The study results have been long awaited because ovarian cancer has a poor prognosis. The disease has no symptoms in its early stages and can progress rapidly, so most cases are advanced by the time they are found. Only about 45 percent of ovarian cancer patients are still alive five years after a diagnosis.
This year, 21,290 new cases and 14,180 deaths from ovarian cancer are expected in the United States, according to the American Cancer Society.
Past efforts to find a screening method have focused on two tests: ultrasound examinations of the ovaries, and a blood test to measure CA125, a “tumor marker” sometimes linked to early-stage disease. But in previous studies, those tests did not work: They did not lower the death rate and they produced too many false-positive results that led healthy women to have unnecessary surgery.
The Lancet study also used CA125, but in a different way.
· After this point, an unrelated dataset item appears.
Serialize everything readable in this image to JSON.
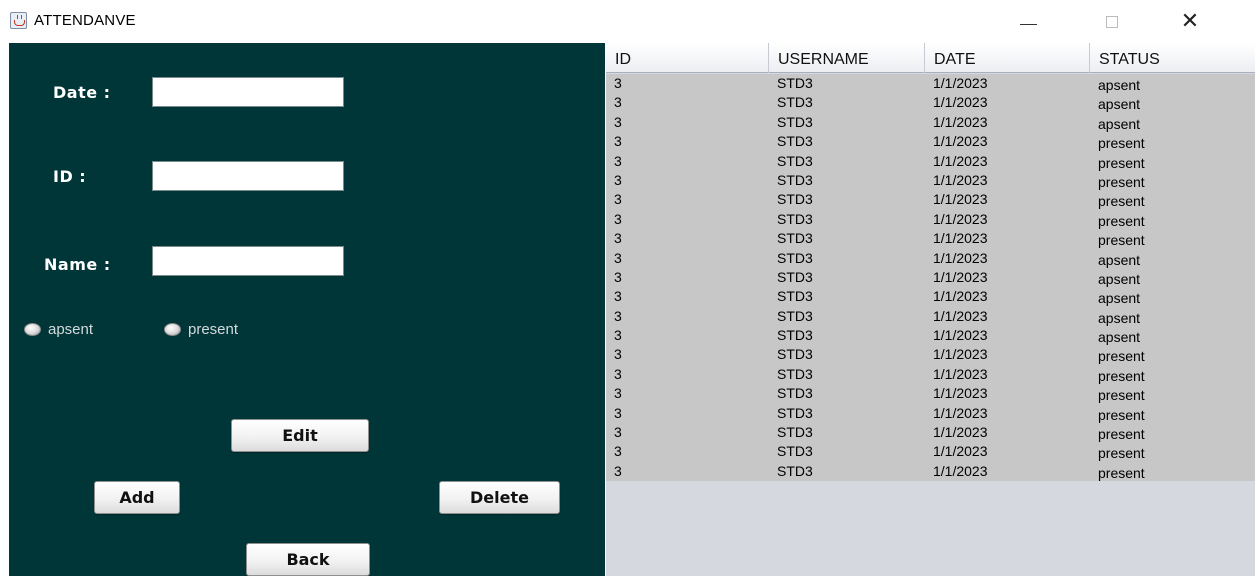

Instead of declaring a certain level abnormal, the researchers developed a mathematical formula that took into account a woman’s age and the degree of change in CA125 over time, and calculated a risk score.
Experts not associated with the Lancet study agreed that the test was not ready for routine use, and they varied in their optimism about it…